=== Working data ===
--

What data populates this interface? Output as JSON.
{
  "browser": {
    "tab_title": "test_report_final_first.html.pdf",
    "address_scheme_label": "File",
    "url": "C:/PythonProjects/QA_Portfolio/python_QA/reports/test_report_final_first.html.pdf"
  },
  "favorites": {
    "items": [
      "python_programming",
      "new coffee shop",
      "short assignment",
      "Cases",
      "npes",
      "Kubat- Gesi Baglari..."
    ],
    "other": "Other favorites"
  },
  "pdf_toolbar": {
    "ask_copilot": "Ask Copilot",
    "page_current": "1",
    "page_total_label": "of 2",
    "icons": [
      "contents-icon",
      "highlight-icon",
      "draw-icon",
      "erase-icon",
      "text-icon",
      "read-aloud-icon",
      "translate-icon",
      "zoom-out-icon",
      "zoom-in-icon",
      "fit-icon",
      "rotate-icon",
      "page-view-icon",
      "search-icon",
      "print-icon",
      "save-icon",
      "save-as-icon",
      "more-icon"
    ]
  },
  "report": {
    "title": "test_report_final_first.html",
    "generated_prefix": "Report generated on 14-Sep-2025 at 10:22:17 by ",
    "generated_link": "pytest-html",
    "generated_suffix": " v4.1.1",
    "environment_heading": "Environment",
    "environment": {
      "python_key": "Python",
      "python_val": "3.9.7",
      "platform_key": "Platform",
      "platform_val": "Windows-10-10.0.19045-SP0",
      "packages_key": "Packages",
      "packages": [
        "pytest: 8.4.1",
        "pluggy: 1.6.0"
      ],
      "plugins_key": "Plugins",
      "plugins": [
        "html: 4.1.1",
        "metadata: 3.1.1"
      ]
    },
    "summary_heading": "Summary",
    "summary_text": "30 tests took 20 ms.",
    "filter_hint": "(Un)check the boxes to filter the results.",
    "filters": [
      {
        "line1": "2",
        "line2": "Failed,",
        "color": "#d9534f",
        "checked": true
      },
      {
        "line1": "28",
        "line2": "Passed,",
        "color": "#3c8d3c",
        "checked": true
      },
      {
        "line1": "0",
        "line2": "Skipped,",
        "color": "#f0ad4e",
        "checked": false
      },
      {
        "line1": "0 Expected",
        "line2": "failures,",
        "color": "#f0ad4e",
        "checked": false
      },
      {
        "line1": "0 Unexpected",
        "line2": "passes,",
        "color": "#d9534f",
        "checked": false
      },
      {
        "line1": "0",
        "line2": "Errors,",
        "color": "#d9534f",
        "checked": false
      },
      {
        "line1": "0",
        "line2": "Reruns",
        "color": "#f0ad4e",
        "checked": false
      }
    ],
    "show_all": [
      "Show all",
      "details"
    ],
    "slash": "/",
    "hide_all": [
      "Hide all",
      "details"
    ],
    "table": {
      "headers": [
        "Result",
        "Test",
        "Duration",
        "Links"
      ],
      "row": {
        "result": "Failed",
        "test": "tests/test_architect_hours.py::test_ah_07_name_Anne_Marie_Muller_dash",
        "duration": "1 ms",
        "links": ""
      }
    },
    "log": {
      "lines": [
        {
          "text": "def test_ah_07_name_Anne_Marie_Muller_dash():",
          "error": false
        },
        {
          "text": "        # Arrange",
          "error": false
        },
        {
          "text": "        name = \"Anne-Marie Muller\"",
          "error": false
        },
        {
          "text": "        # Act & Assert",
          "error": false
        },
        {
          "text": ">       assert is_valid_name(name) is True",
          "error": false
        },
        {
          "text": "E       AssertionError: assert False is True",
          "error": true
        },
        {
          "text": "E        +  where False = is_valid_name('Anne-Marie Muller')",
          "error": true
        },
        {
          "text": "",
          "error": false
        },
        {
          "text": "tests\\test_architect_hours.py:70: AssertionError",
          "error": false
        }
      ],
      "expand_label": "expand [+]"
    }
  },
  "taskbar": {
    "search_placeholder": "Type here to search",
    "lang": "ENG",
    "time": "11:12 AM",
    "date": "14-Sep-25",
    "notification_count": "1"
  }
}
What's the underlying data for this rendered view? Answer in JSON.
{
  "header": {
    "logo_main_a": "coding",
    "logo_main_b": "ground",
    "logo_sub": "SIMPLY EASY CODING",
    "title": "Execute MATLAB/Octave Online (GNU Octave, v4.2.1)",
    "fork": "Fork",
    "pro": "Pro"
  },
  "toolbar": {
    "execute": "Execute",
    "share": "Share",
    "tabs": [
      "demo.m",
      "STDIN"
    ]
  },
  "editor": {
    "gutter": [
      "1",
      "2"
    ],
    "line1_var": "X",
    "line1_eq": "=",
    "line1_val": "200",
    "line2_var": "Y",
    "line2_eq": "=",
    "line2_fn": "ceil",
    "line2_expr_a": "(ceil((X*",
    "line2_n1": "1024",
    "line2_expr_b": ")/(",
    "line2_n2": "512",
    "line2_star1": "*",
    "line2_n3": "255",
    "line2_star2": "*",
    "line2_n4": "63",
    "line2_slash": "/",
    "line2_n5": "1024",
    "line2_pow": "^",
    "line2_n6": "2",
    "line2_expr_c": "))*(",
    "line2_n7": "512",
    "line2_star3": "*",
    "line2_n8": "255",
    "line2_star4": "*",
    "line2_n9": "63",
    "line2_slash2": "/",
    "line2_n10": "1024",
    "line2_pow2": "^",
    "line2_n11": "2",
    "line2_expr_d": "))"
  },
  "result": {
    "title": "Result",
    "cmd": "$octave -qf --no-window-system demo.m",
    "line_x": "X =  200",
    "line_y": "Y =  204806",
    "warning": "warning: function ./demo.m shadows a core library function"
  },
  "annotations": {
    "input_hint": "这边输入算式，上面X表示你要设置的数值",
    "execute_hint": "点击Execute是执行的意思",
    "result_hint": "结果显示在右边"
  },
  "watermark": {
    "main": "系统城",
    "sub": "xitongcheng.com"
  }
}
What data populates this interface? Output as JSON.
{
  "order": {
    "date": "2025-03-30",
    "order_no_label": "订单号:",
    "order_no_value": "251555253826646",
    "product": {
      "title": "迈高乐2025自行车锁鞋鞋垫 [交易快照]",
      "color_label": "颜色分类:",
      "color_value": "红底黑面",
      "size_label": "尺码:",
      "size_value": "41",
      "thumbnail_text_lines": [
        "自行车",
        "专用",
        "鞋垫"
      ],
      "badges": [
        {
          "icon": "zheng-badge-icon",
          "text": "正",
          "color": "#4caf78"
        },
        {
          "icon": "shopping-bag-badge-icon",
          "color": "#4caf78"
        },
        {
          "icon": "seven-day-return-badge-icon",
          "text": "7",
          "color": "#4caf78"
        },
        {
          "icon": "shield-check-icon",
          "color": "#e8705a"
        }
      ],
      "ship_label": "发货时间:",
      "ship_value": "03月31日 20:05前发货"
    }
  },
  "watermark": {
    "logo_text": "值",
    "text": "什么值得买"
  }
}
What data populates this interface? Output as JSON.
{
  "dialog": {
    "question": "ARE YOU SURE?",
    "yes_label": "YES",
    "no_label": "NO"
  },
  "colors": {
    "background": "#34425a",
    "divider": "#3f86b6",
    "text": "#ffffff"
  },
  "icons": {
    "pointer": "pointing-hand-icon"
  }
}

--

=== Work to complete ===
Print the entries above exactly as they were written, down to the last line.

=== Output of the task ===
What data populates this interface? Output as JSON.
{
  "browser": {
    "tab_title": "test_report_final_first.html.pdf",
    "address_scheme_label": "File",
    "url": "C:/PythonProjects/QA_Portfolio/python_QA/reports/test_report_final_first.html.pdf"
  },
  "favorites": {
    "items": [
      "python_programming",
      "new coffee shop",
      "short assignment",
      "Cases",
      "npes",
      "Kubat- Gesi Baglari..."
    ],
    "other": "Other favorites"
  },
  "pdf_toolbar": {
    "ask_copilot": "Ask Copilot",
    "page_current": "1",
    "page_total_label": "of 2",
    "icons": [
      "contents-icon",
      "highlight-icon",
      "draw-icon",
      "erase-icon",
      "text-icon",
      "read-aloud-icon",
      "translate-icon",
      "zoom-out-icon",
      "zoom-in-icon",
      "fit-icon",
      "rotate-icon",
      "page-view-icon",
      "search-icon",
      "print-icon",
      "save-icon",
      "save-as-icon",
      "more-icon"
    ]
  },
  "report": {
    "title": "test_report_final_first.html",
    "generated_prefix": "Report generated on 14-Sep-2025 at 10:22:17 by ",
    "generated_link": "pytest-html",
    "generated_suffix": " v4.1.1",
    "environment_heading": "Environment",
    "environment": {
      "python_key": "Python",
      "python_val": "3.9.7",
      "platform_key": "Platform",
      "platform_val": "Windows-10-10.0.19045-SP0",
      "packages_key": "Packages",
      "packages": [
        "pytest: 8.4.1",
        "pluggy: 1.6.0"
      ],
      "plugins_key": "Plugins",
      "plugins": [
        "html: 4.1.1",
        "metadata: 3.1.1"
      ]
    },
    "summary_heading": "Summary",
    "summary_text": "30 tests took 20 ms.",
    "filter_hint": "(Un)check the boxes to filter the results.",
    "filters": [
      {
        "line1": "2",
        "line2": "Failed,",
        "color": "#d9534f",
        "checked": true
      },
      {
        "line1": "28",
        "line2": "Passed,",
        "color": "#3c8d3c",
        "checked": true
      },
      {
        "line1": "0",
        "line2": "Skipped,",
        "color": "#f0ad4e",
        "checked": false
      },
      {
        "line1": "0 Expected",
        "line2": "failures,",
        "color": "#f0ad4e",
        "checked": false
      },
      {
        "line1": "0 Unexpected",
        "line2": "passes,",
        "color": "#d9534f",
        "checked": false
      },
      {
        "line1": "0",
        "line2": "Errors,",
        "color": "#d9534f",
        "checked": false
      },
      {
        "line1": "0",
        "line2": "Reruns",
        "color": "#f0ad4e",
        "checked": false
      }
    ],
    "show_all": [
      "Show all",
      "details"
    ],
    "slash": "/",
    "hide_all": [
      "Hide all",
      "details"
    ],
    "table": {
      "headers": [
        "Result",
        "Test",
        "Duration",
        "Links"
      ],
      "row": {
        "result": "Failed",
        "test": "tests/test_architect_hours.py::test_ah_07_name_Anne_Marie_Muller_dash",
        "duration": "1 ms",
        "links": ""
      }
    },
    "log": {
      "lines": [
        {
          "text": "def test_ah_07_name_Anne_Marie_Muller_dash():",
          "error": false
        },
        {
          "text": "        # Arrange",
          "error": false
        },
        {
          "text": "        name = \"Anne-Marie Muller\"",
          "error": false
        },
        {
          "text": "        # Act & Assert",
          "error": false
        },
        {
          "text": ">       assert is_valid_name(name) is True",
          "error": false
        },
        {
          "text": "E       AssertionError: assert False is True",
          "error": true
        },
        {
          "text": "E        +  where False = is_valid_name('Anne-Marie Muller')",
          "error": true
        },
        {
          "text": "",
          "error": false
        },
        {
          "text": "tests\\test_architect_hours.py:70: AssertionError",
          "error": false
        }
      ],
      "expand_label": "expand [+]"
    }
  },
  "taskbar": {
    "search_placeholder": "Type here to search",
    "lang": "ENG",
    "time": "11:12 AM",
    "date": "14-Sep-25",
    "notification_count": "1"
  }
}
What's the underlying data for this rendered view? Answer in JSON.
{
  "header": {
    "logo_main_a": "coding",
    "logo_main_b": "ground",
    "logo_sub": "SIMPLY EASY CODING",
    "title": "Execute MATLAB/Octave Online (GNU Octave, v4.2.1)",
    "fork": "Fork",
    "pro": "Pro"
  },
  "toolbar": {
    "execute": "Execute",
    "share": "Share",
    "tabs": [
      "demo.m",
      "STDIN"
    ]
  },
  "editor": {
    "gutter": [
      "1",
      "2"
    ],
    "line1_var": "X",
    "line1_eq": "=",
    "line1_val": "200",
    "line2_var": "Y",
    "line2_eq": "=",
    "line2_fn": "ceil",
    "line2_expr_a": "(ceil((X*",
    "line2_n1": "1024",
    "line2_expr_b": ")/(",
    "line2_n2": "512",
    "line2_star1": "*",
    "line2_n3": "255",
    "line2_star2": "*",
    "line2_n4": "63",
    "line2_slash": "/",
    "line2_n5": "1024",
    "line2_pow": "^",
    "line2_n6": "2",
    "line2_expr_c": "))*(",
    "line2_n7": "512",
    "line2_star3": "*",
    "line2_n8": "255",
    "line2_star4": "*",
    "line2_n9": "63",
    "line2_slash2": "/",
    "line2_n10": "1024",
    "line2_pow2": "^",
    "line2_n11": "2",
    "line2_expr_d": "))"
  },
  "result": {
    "title": "Result",
    "cmd": "$octave -qf --no-window-system demo.m",
    "line_x": "X =  200",
    "line_y": "Y =  204806",
    "warning": "warning: function ./demo.m shadows a core library function"
  },
  "annotations": {
    "input_hint": "这边输入算式，上面X表示你要设置的数值",
    "execute_hint": "点击Execute是执行的意思",
    "result_hint": "结果显示在右边"
  },
  "watermark": {
    "main": "系统城",
    "sub": "xitongcheng.com"
  }
}
What data populates this interface? Output as JSON.
{
  "order": {
    "date": "2025-03-30",
    "order_no_label": "订单号:",
    "order_no_value": "251555253826646",
    "product": {
      "title": "迈高乐2025自行车锁鞋鞋垫 [交易快照]",
      "color_label": "颜色分类:",
      "color_value": "红底黑面",
      "size_label": "尺码:",
      "size_value": "41",
      "thumbnail_text_lines": [
        "自行车",
        "专用",
        "鞋垫"
      ],
      "badges": [
        {
          "icon": "zheng-badge-icon",
          "text": "正",
          "color": "#4caf78"
        },
        {
          "icon": "shopping-bag-badge-icon",
          "color": "#4caf78"
        },
        {
          "icon": "seven-day-return-badge-icon",
          "text": "7",
          "color": "#4caf78"
        },
        {
          "icon": "shield-check-icon",
          "color": "#e8705a"
        }
      ],
      "ship_label": "发货时间:",
      "ship_value": "03月31日 20:05前发货"
    }
  },
  "watermark": {
    "logo_text": "值",
    "text": "什么值得买"
  }
}
What data populates this interface? Output as JSON.
{
  "dialog": {
    "question": "ARE YOU SURE?",
    "yes_label": "YES",
    "no_label": "NO"
  },
  "colors": {
    "background": "#34425a",
    "divider": "#3f86b6",
    "text": "#ffffff"
  },
  "icons": {
    "pointer": "pointing-hand-icon"
  }
}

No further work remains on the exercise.